It was not the final game either had dreamt of but after a month of gruelling football and an emotional rollercoaster ride to the semi-finals both sides are determined to finish on a high.

A 92nd-minute own-goal from Notts County defender Laura Bassett ended England’s fairytale run to their first semi-finals with a 2-1 loss to defending champions Japan.

It brought back memories of Italia ’90 when Paul Gascoigne cried his way into English hearts in their last semi-final in the men’s tournament, then losing on penalties to West Germany.

That time England finished fourth, but this time the women’s team are determined to go home with a medal.

“I think we can hold our heads high and we have to pick ourselves up to go and play against Germany,” England captain Steph Houghton said.

“There’s a group of girls that give everything for the jersey and we have to take that into the game on Saturday.
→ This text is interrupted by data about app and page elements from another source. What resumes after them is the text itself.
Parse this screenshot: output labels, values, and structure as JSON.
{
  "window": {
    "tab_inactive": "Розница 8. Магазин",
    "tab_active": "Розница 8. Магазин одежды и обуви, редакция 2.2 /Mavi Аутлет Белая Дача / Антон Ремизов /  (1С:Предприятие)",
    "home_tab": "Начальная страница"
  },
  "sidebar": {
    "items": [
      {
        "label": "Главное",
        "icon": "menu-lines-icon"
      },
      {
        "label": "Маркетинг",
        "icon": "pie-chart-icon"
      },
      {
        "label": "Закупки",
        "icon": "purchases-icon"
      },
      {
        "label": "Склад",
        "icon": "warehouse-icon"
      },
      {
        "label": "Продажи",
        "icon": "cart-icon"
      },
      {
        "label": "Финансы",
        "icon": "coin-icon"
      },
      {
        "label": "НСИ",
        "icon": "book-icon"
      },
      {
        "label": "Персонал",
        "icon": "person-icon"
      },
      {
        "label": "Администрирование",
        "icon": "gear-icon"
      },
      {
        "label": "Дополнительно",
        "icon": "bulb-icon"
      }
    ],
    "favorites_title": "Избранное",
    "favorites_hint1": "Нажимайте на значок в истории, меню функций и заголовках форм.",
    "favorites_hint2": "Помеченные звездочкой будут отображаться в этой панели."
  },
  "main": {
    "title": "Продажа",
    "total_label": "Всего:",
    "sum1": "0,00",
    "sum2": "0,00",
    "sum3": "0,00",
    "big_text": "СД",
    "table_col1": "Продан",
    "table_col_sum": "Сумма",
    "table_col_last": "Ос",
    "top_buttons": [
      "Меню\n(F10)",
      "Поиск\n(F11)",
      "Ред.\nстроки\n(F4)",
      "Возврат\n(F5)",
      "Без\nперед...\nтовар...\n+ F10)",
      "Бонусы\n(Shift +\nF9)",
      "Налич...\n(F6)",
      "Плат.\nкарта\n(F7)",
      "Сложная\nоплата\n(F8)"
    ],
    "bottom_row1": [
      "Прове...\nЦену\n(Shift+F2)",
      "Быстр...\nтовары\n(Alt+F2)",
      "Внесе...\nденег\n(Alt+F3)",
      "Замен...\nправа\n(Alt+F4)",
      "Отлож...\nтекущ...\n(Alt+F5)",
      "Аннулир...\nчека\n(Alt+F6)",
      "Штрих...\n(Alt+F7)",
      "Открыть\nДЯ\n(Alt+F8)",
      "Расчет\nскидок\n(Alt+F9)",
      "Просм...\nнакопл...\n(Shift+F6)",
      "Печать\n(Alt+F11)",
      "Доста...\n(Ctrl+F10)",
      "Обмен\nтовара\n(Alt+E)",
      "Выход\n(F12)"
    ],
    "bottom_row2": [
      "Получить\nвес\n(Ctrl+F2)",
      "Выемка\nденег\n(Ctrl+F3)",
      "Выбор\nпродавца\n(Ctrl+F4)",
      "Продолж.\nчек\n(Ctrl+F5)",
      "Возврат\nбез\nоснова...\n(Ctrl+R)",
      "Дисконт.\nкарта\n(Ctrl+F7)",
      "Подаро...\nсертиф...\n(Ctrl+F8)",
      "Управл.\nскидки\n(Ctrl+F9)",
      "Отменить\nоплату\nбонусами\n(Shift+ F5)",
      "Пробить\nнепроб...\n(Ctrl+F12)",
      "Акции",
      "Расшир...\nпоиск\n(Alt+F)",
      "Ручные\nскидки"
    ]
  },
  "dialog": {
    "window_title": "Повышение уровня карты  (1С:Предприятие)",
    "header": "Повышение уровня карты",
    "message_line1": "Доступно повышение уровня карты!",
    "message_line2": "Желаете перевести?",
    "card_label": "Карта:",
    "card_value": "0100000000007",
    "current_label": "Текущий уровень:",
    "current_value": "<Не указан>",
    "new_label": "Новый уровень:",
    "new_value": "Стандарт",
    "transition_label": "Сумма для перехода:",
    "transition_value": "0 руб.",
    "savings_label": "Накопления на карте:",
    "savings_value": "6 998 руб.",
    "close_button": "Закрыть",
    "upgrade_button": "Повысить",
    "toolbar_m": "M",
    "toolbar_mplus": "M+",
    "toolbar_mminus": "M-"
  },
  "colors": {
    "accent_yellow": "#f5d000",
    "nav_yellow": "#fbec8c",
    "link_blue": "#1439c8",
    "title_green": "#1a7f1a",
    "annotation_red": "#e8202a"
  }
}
We want to finish third if we can.”

England midfielder Fara Williams told FIFA.com: “We need to give one more big performance against the Germans. It will need to be a class performance.”

Bassett was not alone in her tears.

It had been a dream tournament for Germany’s Celia Sasic until the hour mark into a semi-final against the United States in Montreal on Tuesday.

The tournament’s top scorer was riding high with six goals so far in the tournament, including two penalties against France in the quarter-finals.

But she missed from the spot minutes before the United States opened with a penalty in a 2-0 win which ended Germany’s bid for a record third title after 2003 and 2007.

Sasic has since been named on the eight-woman short-list for the Golden Ball award for the tournament’s top player along with England’s Lucy Bronze and both will be hoping to leave a lasting impression.

Germany unbeaten in seven games

The German camp also refused to blame Sasic’s penalty miss for the defeat.

“Celia will have gotten over it by Saturday, there are always ups and downs in sport,” said coach Silvia Neid.

“The English girls have shown during the tournament that they are a good team,” said centre-back Annike Krahn.


“They were unlucky to lose in injury time to the defending champions, but despite the defeat they’ll be confident.

“We are taking the disappointment and blame for the defeat together,” added midfielder Melanie Leupolz.

World number one team Germany are unbeaten in seven games played against England, most recently a 3-0 win on front of record 45,619 crowd at Wembley last November.

Neid will be overseeing her 17th World Cup match, making her the second most experienced coach in the tournament after Norway’s Even Pellerud’s 25 games.

It will also be Neid’s last World Cup game as she will be stepping down after the Olympics in Rio next year.

Champions Japan play former two-time winners the United States in the final in Vancouver’s BC Place Stadium on Sunday.